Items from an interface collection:
*** Block opens ***

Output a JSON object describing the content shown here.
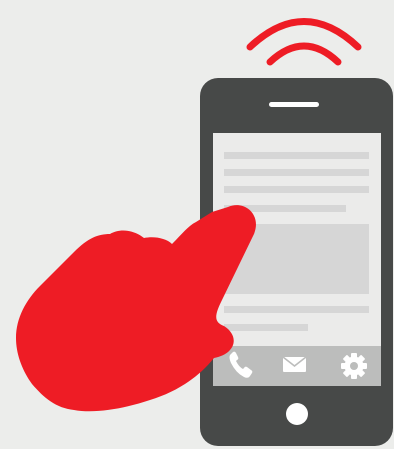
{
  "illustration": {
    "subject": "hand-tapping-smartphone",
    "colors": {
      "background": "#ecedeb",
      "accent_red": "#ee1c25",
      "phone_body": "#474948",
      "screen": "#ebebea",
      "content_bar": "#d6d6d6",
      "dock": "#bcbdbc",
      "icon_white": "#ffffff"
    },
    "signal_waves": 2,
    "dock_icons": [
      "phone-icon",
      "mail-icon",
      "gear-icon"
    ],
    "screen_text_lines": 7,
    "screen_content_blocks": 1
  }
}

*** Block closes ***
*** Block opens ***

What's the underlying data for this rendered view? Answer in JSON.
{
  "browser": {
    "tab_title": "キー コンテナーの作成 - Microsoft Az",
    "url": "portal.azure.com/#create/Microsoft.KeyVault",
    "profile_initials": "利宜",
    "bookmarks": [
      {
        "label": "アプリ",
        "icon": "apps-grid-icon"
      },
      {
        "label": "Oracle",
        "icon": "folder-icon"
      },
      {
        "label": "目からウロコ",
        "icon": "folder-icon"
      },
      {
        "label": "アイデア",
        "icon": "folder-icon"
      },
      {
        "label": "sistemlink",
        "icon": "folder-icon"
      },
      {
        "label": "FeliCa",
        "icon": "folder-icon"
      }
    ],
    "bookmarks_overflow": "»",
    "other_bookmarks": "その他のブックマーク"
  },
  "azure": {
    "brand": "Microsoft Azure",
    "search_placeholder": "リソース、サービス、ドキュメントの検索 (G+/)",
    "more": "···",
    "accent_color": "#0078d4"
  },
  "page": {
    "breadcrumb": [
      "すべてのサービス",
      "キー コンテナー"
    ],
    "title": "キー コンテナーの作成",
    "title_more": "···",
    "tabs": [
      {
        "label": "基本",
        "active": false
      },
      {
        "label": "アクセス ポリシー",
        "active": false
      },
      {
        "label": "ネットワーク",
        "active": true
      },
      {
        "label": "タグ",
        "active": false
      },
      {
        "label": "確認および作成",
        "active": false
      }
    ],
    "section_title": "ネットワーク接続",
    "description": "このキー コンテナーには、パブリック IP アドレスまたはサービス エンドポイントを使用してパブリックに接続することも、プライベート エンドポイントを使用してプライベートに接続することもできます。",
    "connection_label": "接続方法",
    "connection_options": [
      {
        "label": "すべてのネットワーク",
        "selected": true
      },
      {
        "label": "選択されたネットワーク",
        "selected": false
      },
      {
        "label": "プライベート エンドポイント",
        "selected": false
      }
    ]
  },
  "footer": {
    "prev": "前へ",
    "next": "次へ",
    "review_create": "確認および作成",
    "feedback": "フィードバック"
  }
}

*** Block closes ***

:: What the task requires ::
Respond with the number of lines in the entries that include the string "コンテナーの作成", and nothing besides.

:: Result of this task ::
2